Dennis Quaid hops up and yells, “Come on man! You got to make this look real! I don’t want to be here all night doing this crap!” … and everyone was like… Oh boy, you said the wrong thing now..
So the next time I pitch the ball out to Quaid and he heads toward the sideline and here comes Fox flying 100 miles an hour and just levels him. Quaid’s feet went flying up in the air, his head hits the turf and he was knocked out completely and the hit also broke his collarbone.
So in the movie if the hit looked real, it’s because it was. You can see at the end of the film when the players hoist Quaid up onto their shoulders, he has his arm sitting next to his body because his shoulder was separated.
It was fun. We had a blast being a part of that movie. It was a good time. Actually I was the quarterback in all of the football scenes. They put me down as being the Denver quarterback but I ended up playing the quarterback in every scene and I got to say a few words. I said something like, “Come on guys!” or whatever it was… So I got in the screen actors guild. Now I’m an actor. I tell my family all the time that I’m a famous actor. And they laugh at me like you're doing now..
Q - Is there anything you want to tell the LSU fans?
Jeff - What an honor and a privilege it was to play in front of those fans. They still recognize me today which is amazing to me. I'll go into some place and they recognize me and ask for an autograph and that makes a guy like me feel really good. That people are that loyal of a fans that they remember guys from 30 to 35 years ago.
It is just an amazing privilege to be able to play at a school like LSU. My daughter is going through the same thing now. I tell her to soak it all in. It's something you'll never forget. You just couldn't find a better place to play in the Country.
The fans are just the best. They always have been and they always will be. I'm just so appreciative...
Q - Would you like to tell us what you're doing now?
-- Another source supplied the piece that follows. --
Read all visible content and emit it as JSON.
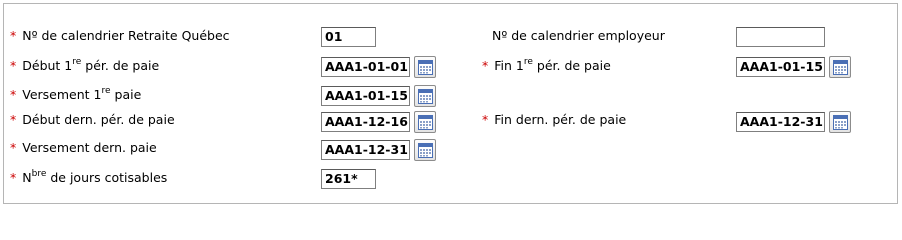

Jeff - I just sold my company recently. I basically have an Import company where we bring products in from overseas and sell them. It's mainly Industrial and Marine Supplies that we sell to the environmental companies, the plants, pump rental companies, things like that… I sold it back in November, so now I'm just working for the new company doing the same thing.